Floyd County gave the majority of its vote for President to the winning candidate this year.
Trump won all five of the county’s five precincts, giving winner Donald Trump 2,625 votes to 1,867 for Hillary Clinton.
Republicans who gathered at the Jesse Peterman Memorial Library in Floyd cheered as the numbers came in for Floyd but were not happy when Virginia went for Clinton in a tighter than expected race.
Democrats watching election returns at Tuggles Gap welcomed the news that Virginia’s 13 electoral votes went to Clinton but that was about the only joy they had Tuesday night as Florida, North Carolina and other “battleground” states went to Trump.
The irony of the Electoral College system that determines the outcome of Presidential elections in America means Floyd County’s embrace of Trump didn’t mean a thing in the final outcome of the election. Only the 13 electoral votes from Virginia count. While the county’s votes will be in the final national count, which was not complete by 6:30 a.m., the actual number of voters don’t matter, which is why five candidates for President have won the individual vote counts in Presidential elections while losing the Electoral College totals.
Final actual vote totals are not in and Trump and Clinton are neck and neck with Clinton, at last count with a 30,000-vote lead. It doesn’t matter. The Electoral College has spoken.
Floyd Countians also sided with Republican Congressman Morgan Griffith, giving him 4,733 votes with Democratic challenger Derek Kitts only collected 1,879.
Griffith’s total was slightly more than 2,000 votes more than Trump received in the county while Clinton’s 1,867 was close to the 1,879 for Kitts, meaning a lot more people voted for other candidates, primarily in write-ins for Bernie Sanders, who lost to Clinton in the Democratic primaries.
Floyd Countians soundly defeated changes to Virginia’s current right-to-work law and overwhelming approved tax easements for first responders.
Trump’s win of the Presidency sent markets plummeting and world leaders expressing shock and concern while it was cheered by mostly white voters without college educations.
Trump stroked voter anger, resentment over loss of jobs to cheaper overseas locations and racism and religious bigotry. He becomes the first President in modern history to win without releasing his tax returns.
He promises to scrap Obamacare, tighten border security, restore torture in terror-related investigations and outlaw abortions.

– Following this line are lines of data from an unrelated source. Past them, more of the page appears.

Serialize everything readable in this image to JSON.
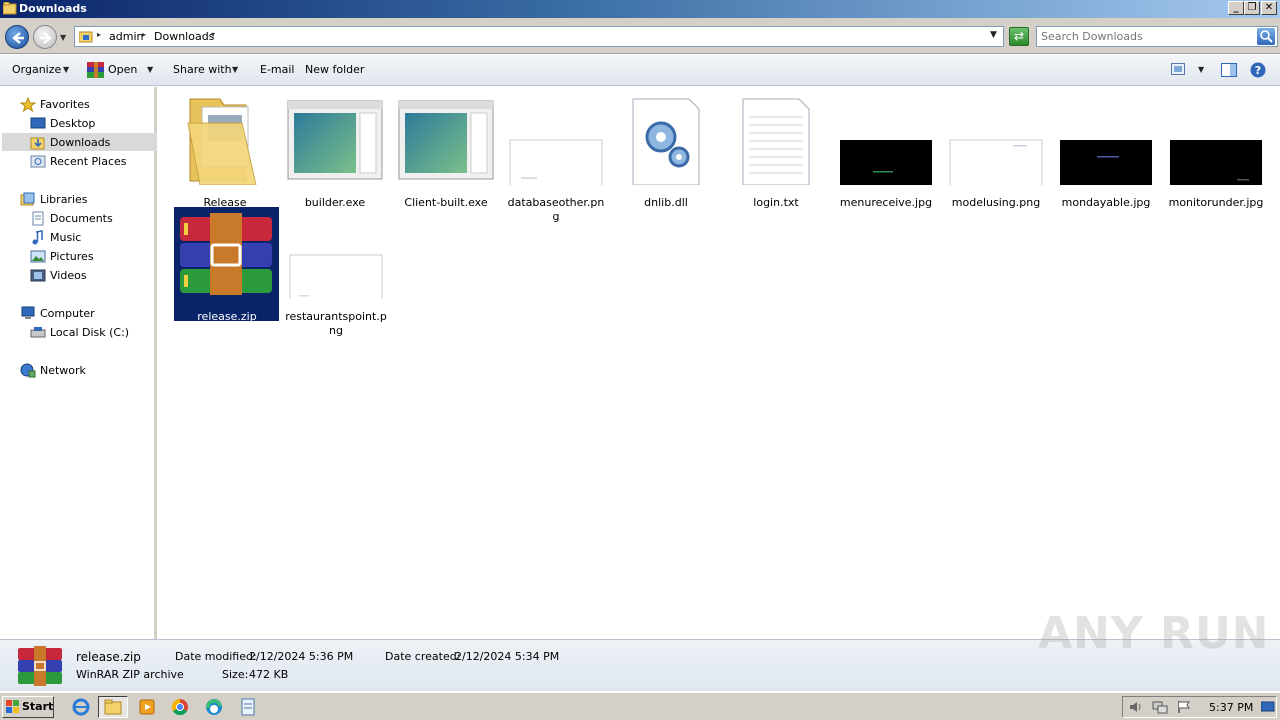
{
  "window": {
    "title": "Downloads"
  },
  "address": {
    "crumbs": [
      "admin",
      "Downloads"
    ],
    "search_placeholder": "Search Downloads"
  },
  "toolbar": {
    "organize": "Organize",
    "open": "Open",
    "share_with": "Share with",
    "email": "E-mail",
    "new_folder": "New folder"
  },
  "nav": {
    "favorites": "Favorites",
    "desktop": "Desktop",
    "downloads": "Downloads",
    "recent_places": "Recent Places",
    "libraries": "Libraries",
    "documents": "Documents",
    "music": "Music",
    "pictures": "Pictures",
    "videos": "Videos",
    "computer": "Computer",
    "local_disk": "Local Disk (C:)",
    "network": "Network"
  },
  "files": [
    {
      "name": "Release",
      "type": "folder"
    },
    {
      "name": "builder.exe",
      "type": "exe"
    },
    {
      "name": "Client-built.exe",
      "type": "exe"
    },
    {
      "name": "databaseother.png",
      "type": "white-image"
    },
    {
      "name": "dnlib.dll",
      "type": "dll"
    },
    {
      "name": "login.txt",
      "type": "txt"
    },
    {
      "name": "menureceive.jpg",
      "type": "black-image"
    },
    {
      "name": "modelusing.png",
      "type": "white-image"
    },
    {
      "name": "mondayable.jpg",
      "type": "black-image"
    },
    {
      "name": "monitorunder.jpg",
      "type": "black-image"
    },
    {
      "name": "release.zip",
      "type": "zip",
      "selected": true
    },
    {
      "name": "restaurantspoint.png",
      "type": "white-image"
    }
  ],
  "details": {
    "name": "release.zip",
    "type": "WinRAR ZIP archive",
    "modified_label": "Date modified:",
    "modified_value": "2/12/2024 5:36 PM",
    "created_label": "Date created:",
    "created_value": "2/12/2024 5:34 PM",
    "size_label": "Size:",
    "size_value": "472 KB"
  },
  "taskbar": {
    "start": "Start",
    "clock": "5:37 PM"
  },
  "watermark": "ANY RUN",
  "colors": {
    "selection": "#0a246a",
    "titlebar": "#0b246a"
  }
}
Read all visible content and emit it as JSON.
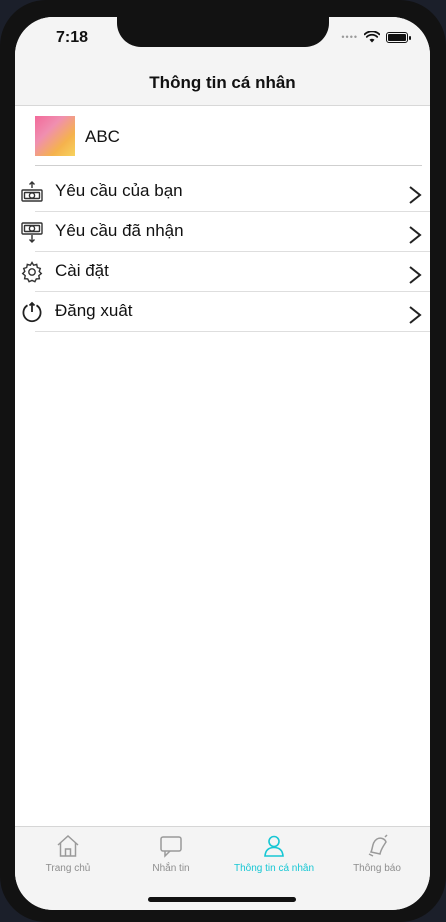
{
  "status": {
    "time": "7:18"
  },
  "nav": {
    "title": "Thông tin cá nhân"
  },
  "profile": {
    "name": "ABC"
  },
  "menu": {
    "items": [
      {
        "label": "Yêu cầu của bạn",
        "icon": "send-money-icon"
      },
      {
        "label": "Yêu cầu đã nhận",
        "icon": "receive-money-icon"
      },
      {
        "label": "Cài đặt",
        "icon": "gear-icon"
      },
      {
        "label": "Đăng xuât",
        "icon": "power-icon"
      }
    ],
    "chevron": ">"
  },
  "tabs": [
    {
      "label": "Trang chủ",
      "icon": "home-icon",
      "active": false
    },
    {
      "label": "Nhắn tin",
      "icon": "chat-bubble-icon",
      "active": false
    },
    {
      "label": "Thông tin cá nhân",
      "icon": "person-icon",
      "active": true
    },
    {
      "label": "Thông báo",
      "icon": "bell-icon",
      "active": false
    }
  ],
  "colors": {
    "accent": "#17c7d4",
    "inactive_tab": "#8e8e8e"
  }
}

His wife, Melania Trump, becomes a First Lady with nude photos from her modeling days appearing all over the Internet, along with questions about the validity of her citizenship after documents show she was paid as a model without a valid work visa and who lied about having college degrees she never earned. She also plagiarized a speech of current First Lady Michelle Obama.
Trump, who routinely calls opponents “liars” was caught in many falsehoods during the campaign, apparently lied about his claims of charitable contributions and has been accused of sexual abuse by more than a dozen women after a videotape showed him bragging lewdly about things he did to women because “I’m a star.”
Clinton has her own problems, topped by her use of a private email server for her electronic correspondence as Secretary of State, questions about connections between the Clinton Foundation and the State Department and lingering doubts about the attack that led to the death of an ambassador and others in Libya.
By Election Day, Cinton’s negatives and Trump’s ability to raise the anger level of those who felt change was overdue led to a historic upset and many questions that America will face for at least the next four years.
It will be a wild ride.